**EXERCISE OBJECTIVE**
Below are the records; collect from them each line containing the string "Buma".

**MATERIALS PROVIDED**
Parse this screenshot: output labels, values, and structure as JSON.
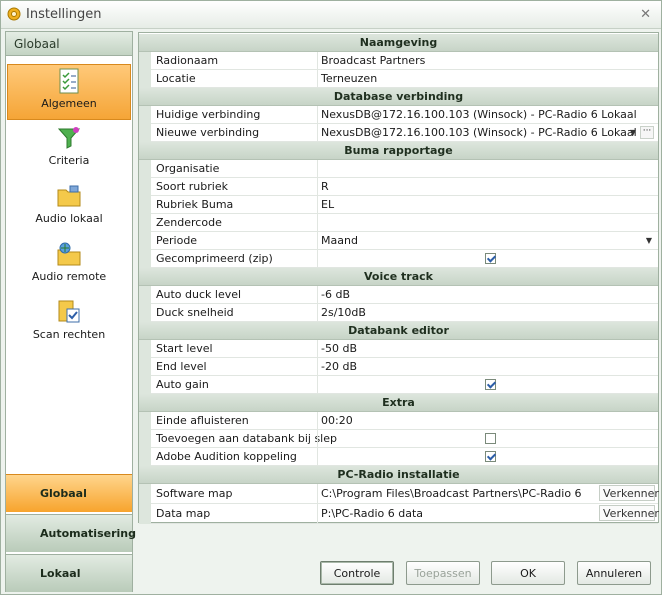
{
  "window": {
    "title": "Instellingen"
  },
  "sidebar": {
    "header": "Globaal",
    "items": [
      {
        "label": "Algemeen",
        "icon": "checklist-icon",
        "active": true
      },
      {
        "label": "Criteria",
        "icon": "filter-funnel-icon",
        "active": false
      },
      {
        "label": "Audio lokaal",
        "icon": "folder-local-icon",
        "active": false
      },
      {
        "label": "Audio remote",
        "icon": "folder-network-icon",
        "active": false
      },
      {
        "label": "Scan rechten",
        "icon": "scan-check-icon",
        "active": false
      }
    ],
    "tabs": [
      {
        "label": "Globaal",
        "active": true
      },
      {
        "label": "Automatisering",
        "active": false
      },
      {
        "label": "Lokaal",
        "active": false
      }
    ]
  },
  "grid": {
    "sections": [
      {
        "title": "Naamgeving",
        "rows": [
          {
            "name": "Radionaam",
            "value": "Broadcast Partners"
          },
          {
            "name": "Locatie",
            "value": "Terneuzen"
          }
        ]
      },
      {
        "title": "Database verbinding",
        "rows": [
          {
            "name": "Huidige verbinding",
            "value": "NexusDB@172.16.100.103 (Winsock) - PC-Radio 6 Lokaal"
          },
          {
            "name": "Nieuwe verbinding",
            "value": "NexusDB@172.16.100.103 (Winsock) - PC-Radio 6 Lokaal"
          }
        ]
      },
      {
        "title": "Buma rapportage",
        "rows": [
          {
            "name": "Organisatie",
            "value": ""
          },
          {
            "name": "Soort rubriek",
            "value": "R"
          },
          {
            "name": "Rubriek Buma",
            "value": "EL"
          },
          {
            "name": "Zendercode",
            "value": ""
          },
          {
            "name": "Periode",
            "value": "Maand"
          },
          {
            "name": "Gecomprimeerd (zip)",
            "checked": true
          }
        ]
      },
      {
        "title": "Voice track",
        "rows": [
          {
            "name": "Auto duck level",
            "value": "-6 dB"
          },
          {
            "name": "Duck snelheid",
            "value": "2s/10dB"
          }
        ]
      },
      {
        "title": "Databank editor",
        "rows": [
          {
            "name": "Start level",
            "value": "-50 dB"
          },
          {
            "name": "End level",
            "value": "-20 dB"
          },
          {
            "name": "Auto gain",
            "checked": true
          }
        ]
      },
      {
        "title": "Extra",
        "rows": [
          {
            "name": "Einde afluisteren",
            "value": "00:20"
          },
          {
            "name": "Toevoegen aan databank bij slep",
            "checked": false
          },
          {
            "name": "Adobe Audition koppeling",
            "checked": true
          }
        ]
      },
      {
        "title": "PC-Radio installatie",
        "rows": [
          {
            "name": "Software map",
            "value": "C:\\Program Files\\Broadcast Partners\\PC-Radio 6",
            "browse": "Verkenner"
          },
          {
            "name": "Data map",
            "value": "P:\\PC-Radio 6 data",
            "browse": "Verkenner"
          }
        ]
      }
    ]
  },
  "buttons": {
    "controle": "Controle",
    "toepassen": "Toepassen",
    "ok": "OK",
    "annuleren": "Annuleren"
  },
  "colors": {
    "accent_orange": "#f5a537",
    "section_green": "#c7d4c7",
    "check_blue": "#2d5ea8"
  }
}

**PROBLEM SOLUTION**
        "title": "Buma rapportage",
            "name": "Rubriek Buma",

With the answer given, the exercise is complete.